A press journalist from Slovakia told me: “In addition to traditional security measures, health care has been added, and this combination of security and health sterility is killing for journalists.” A French journalist who wrote for the French Paralympic Committee talked about some of the required measures that did not make much sense: “It is a little bit weird actually because we cannot talk to athletes and be close to them, we cannot go inside the stadium, so I don’t think these are very good measures.”

However, most journalists got used to the new work habits very quickly, such as a journalist from Switzerland who told me: “We can’t meet the athletes, do some shots. In the beginning, I found it crazy, but now I think that’s okay, and it works anyway.

How we report about athletes with a disability is changing, but their life stories remain
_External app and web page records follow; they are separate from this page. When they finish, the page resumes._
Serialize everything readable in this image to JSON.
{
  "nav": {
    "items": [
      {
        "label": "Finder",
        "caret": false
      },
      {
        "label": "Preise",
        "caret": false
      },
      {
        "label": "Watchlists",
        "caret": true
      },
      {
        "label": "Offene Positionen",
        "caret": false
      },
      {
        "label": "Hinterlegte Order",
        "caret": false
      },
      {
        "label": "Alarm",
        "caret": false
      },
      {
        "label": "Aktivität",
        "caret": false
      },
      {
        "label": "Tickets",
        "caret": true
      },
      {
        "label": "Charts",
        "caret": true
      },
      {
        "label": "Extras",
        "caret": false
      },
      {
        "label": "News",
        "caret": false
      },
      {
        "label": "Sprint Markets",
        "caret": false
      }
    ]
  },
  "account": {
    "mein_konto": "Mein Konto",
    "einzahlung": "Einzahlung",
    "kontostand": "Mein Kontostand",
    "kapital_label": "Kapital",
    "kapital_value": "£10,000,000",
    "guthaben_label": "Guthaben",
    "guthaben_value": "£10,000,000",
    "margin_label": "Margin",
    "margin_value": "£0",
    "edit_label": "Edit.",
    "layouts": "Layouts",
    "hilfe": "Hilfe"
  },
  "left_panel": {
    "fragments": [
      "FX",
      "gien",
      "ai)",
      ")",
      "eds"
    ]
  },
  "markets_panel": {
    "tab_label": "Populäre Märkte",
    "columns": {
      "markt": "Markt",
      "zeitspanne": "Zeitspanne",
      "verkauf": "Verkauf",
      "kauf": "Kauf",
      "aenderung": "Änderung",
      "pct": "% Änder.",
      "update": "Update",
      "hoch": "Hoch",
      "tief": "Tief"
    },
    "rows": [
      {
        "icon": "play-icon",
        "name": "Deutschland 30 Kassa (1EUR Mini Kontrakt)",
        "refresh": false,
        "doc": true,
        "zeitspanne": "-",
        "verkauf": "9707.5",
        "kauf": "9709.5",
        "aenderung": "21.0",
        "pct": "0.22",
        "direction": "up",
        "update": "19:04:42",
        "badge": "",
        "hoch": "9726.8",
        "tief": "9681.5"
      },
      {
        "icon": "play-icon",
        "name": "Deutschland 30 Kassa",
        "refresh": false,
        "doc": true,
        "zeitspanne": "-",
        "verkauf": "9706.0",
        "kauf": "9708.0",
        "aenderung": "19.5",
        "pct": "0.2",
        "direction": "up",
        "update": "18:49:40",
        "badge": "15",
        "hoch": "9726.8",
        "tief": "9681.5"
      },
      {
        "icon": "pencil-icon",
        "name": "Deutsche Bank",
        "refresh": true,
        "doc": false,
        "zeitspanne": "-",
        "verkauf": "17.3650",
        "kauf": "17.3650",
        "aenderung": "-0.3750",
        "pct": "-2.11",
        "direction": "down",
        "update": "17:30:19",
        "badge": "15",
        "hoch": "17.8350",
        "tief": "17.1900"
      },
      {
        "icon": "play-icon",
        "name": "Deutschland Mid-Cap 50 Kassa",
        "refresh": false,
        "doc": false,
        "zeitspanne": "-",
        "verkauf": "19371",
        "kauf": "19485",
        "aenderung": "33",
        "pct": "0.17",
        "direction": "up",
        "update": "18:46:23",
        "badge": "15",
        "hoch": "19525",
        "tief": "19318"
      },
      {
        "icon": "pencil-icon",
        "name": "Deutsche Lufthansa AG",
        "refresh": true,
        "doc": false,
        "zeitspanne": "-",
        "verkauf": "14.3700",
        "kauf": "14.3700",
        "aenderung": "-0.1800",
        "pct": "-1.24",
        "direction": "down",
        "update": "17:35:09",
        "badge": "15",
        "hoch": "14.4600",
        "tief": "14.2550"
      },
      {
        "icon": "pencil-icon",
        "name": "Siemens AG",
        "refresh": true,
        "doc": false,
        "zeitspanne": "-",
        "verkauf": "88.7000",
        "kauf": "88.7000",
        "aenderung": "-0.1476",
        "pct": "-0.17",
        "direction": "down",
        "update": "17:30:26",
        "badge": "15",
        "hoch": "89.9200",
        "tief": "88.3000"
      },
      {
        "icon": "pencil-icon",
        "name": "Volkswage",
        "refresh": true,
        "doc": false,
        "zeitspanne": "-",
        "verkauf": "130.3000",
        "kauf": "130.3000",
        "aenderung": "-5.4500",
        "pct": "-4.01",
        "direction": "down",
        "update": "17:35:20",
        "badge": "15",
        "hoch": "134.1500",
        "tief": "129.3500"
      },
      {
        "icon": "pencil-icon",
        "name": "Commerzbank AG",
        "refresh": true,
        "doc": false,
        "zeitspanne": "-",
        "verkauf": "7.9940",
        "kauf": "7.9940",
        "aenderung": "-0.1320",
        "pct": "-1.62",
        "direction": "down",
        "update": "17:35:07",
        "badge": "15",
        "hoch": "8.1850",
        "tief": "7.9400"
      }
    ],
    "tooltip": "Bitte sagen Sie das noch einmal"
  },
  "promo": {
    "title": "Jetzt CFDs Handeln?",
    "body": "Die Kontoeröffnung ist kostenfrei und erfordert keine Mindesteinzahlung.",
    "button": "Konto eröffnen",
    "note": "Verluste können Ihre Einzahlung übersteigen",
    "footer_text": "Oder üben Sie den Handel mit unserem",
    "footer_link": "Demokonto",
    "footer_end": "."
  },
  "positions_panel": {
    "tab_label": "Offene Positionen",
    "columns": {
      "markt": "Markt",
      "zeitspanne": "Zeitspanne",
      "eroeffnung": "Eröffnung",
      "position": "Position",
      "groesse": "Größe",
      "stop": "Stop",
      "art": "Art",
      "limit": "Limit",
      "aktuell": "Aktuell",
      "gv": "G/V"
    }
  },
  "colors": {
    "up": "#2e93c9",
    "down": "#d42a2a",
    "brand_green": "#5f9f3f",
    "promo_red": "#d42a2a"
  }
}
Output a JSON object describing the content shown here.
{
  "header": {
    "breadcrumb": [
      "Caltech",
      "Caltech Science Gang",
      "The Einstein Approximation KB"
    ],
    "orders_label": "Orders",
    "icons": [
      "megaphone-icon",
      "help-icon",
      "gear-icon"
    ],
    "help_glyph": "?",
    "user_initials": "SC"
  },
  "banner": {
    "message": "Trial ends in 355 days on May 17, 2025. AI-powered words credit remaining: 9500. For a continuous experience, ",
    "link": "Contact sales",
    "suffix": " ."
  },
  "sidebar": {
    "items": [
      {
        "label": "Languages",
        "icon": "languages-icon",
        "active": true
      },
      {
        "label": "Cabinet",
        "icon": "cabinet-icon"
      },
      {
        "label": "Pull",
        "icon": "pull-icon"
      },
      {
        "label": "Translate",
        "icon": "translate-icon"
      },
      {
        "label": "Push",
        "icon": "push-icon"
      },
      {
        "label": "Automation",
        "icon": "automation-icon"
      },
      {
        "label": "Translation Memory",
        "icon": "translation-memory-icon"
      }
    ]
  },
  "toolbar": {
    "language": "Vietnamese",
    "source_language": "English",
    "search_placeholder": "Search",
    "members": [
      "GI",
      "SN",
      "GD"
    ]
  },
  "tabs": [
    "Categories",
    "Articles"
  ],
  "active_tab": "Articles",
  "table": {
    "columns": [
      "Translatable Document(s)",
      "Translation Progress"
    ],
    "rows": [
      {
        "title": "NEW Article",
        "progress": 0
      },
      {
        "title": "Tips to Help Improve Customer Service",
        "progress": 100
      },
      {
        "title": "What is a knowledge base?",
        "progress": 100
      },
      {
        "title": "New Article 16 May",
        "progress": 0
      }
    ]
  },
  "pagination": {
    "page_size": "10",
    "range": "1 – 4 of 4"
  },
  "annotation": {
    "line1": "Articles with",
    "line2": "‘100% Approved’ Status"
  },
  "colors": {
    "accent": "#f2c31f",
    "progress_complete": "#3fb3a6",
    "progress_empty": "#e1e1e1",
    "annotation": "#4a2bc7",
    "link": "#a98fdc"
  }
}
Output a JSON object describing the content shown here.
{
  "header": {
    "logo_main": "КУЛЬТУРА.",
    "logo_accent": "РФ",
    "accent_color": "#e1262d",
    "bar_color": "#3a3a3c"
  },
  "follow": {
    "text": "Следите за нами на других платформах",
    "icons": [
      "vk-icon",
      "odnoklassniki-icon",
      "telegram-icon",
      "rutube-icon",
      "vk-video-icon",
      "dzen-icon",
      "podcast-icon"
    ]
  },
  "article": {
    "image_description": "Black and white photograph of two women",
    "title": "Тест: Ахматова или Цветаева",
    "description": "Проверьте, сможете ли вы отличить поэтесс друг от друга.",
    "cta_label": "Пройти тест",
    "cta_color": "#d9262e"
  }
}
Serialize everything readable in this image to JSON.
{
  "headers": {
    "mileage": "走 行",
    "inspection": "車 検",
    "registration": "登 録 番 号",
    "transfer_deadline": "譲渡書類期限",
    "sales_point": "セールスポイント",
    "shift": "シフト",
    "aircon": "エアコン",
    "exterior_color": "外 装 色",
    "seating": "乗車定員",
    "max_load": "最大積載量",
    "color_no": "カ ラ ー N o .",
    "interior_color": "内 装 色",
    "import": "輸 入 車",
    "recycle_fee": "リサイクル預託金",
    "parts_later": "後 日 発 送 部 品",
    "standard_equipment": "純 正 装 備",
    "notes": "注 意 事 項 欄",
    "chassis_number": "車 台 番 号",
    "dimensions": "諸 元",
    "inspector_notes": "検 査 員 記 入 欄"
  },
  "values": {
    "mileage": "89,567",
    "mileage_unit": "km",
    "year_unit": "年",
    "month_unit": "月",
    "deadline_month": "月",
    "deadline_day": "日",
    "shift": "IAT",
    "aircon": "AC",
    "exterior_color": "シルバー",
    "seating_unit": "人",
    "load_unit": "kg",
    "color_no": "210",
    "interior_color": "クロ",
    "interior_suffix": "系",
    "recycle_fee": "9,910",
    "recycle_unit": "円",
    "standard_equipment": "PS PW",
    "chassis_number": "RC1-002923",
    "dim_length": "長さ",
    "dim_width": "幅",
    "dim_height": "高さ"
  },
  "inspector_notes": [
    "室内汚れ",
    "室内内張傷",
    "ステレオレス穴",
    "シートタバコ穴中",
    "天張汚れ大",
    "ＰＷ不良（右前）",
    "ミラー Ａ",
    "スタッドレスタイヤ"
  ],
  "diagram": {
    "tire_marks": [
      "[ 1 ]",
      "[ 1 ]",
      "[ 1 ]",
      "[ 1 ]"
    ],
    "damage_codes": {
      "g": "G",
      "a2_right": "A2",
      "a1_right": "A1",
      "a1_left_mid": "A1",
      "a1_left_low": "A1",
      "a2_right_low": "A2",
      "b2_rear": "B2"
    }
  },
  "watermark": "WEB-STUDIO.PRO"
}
Dave Arthur described the inequality between Olympians and Paralympians, which he explains by the attractiveness of a sporting event, team, competition, or individual from a commercial perspective. The situation changed significantly before the Paralympic Games in London in 2012, mainly due to media coverage, sponsorship, and media campaigns. The British Paralympic Committee, for example, have published a media guide that describes how to communicate athletes with a disability, what terminology to use, or how to relate an athlete’s life story. Paralympic sport is becoming more professional, and journalists are changing the style of their articles and reports. The life stories of athletes with a disability no longer predominate, instead journalists focus on performance. The press officer for Team USA told me: “I think they are athletes first and, you know, obviously people first as well, but they should be covered the same way as other professional athletes.”  In some countries, the whole strategy and presentation of some national teams is changing: “Actually, in France, we have the approach that we want to put the Paralympics and Olympics at the same level and give to the athletes with a disability more visibility than they had before.”

A Spanish television producer highlighted that the audience’s perception has changed, whilst the viewers are paying more attention to athletes with a disability than in previous years. A journalist from the UK also observed a greater journalist interest in Paralympic sport: “There is definitely more awareness about this sport in journalism now.”

She also sees the attitude of journalists towards the Paralympic athletes has changed: “I think there is more sensitivity now about not going and just asking people in particular if there is any traumatic reason behind the disability.” But the stories of what happened to athletes, how they came to their disability, how they overcame it, can educate the public on disability-related issues. A journalist from Iran revealed his motivation for writing such stories: “I put life stories into the articles to inspire other people with a disability.” A Japanese journalist explains why he writes about the life stories. “I think it is important, and people want to know why they have a disability or why they do not have legs.”

Despite the recent changes, the media coverage of Paralympic sports is going to stay clinched between the reporting about athletes as professionals and the life stories easily accessible to general audiences.